Do you know someone with misophonia?
It’s a condition where certain sounds – like chewing, humming and footsteps – can be tortuous to a person and literally drive them into a rage, The New York Times reports.
The newly-coined condition has not been studied very much and is often misunderstood, experts say, but it does follow a pattern.
It usually begins in adolescence with trigger sounds getting worse over time.

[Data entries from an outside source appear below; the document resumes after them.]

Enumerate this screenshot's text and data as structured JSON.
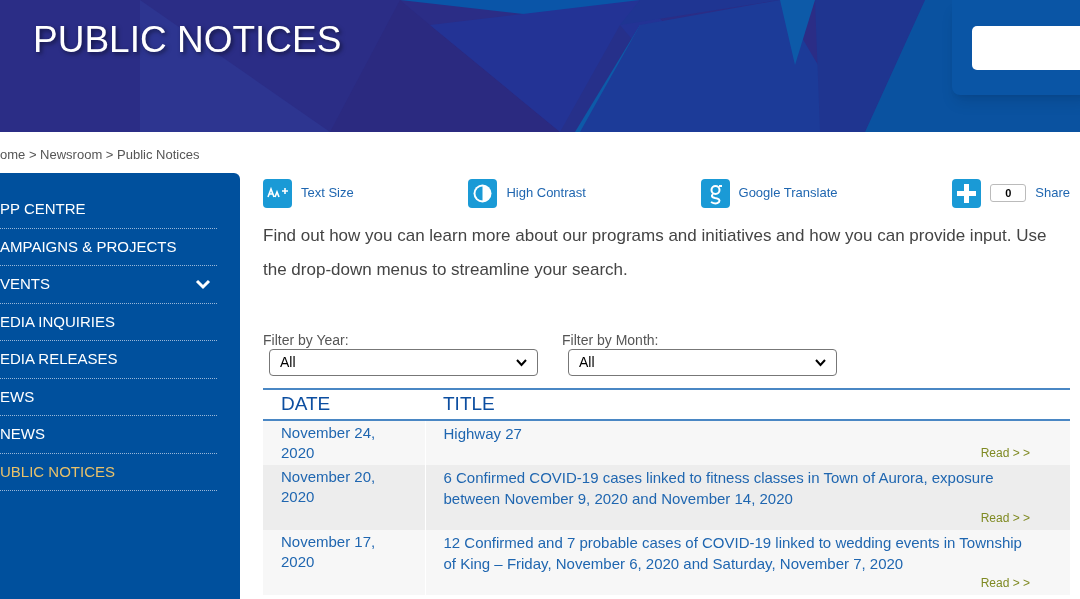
{
  "header": {
    "title": "PUBLIC NOTICES"
  },
  "breadcrumb": "ome > Newsroom > Public Notices",
  "sidebar": {
    "items": [
      {
        "label": "PP CENTRE",
        "selected": false,
        "expandable": false
      },
      {
        "label": "AMPAIGNS & PROJECTS",
        "selected": false,
        "expandable": false
      },
      {
        "label": "VENTS",
        "selected": false,
        "expandable": true
      },
      {
        "label": "EDIA INQUIRIES",
        "selected": false,
        "expandable": false
      },
      {
        "label": "EDIA RELEASES",
        "selected": false,
        "expandable": false
      },
      {
        "label": "EWS",
        "selected": false,
        "expandable": false
      },
      {
        "label": "NEWS",
        "selected": false,
        "expandable": false
      },
      {
        "label": "UBLIC NOTICES",
        "selected": true,
        "expandable": false
      }
    ]
  },
  "tools": [
    {
      "kind": "textsize",
      "label": "Text Size"
    },
    {
      "kind": "contrast",
      "label": "High Contrast"
    },
    {
      "kind": "translate",
      "label": "Google Translate"
    },
    {
      "kind": "share",
      "label": "Share",
      "count": "0"
    }
  ],
  "intro": "Find out how you can learn more about our programs and initiatives and how you can provide input. Use the drop-down menus to streamline your search.",
  "filters": [
    {
      "label": "Filter by Year:",
      "value": "All"
    },
    {
      "label": "Filter by Month:",
      "value": "All"
    }
  ],
  "table": {
    "columns": [
      "DATE",
      "TITLE"
    ],
    "rows": [
      {
        "date": "November 24, 2020",
        "title": "Highway 27",
        "link": "Read > >"
      },
      {
        "date": "November 20, 2020",
        "title": "6 Confirmed COVID-19 cases linked to fitness classes in Town of Aurora, exposure between November 9, 2020 and November 14, 2020",
        "link": "Read > >"
      },
      {
        "date": "November 17, 2020",
        "title": "12 Confirmed and 7 probable cases of COVID-19 linked to wedding events in Township of King – Friday, November 6, 2020 and Saturday, November 7, 2020",
        "link": "Read > >"
      }
    ]
  }
}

Sounds usually include eating and breathing.
“I don’t think 8- or 9-year-olds choose to wake up one morning and say, ‘Today my dad’s chewing is going to drive me insane,’ ” said Portland, Ore.-based audiologist Marsha Johnson, who runs an online forum for people with misophonia. “Soon the kid doesn’t even want to come to the table or go to school.”
Johnson’s online group has 1,700 members worldwide.
For Taylor Benson, 19, a college student in Omaha, Neb., the sounds of sniffling and gum chewing (among others) make her chest feel tight and her heart start pounding. Benson said if she hears the sounds, she searches for the person, often glaring at them.
“This condition has caused me to lose friends and has caused numerous fights,” Benson said.
There is no treatment for this condition, but Johnson said many sufferers are also diagnosed with phobias, obsessive compulsive disorder and bipolar disorder.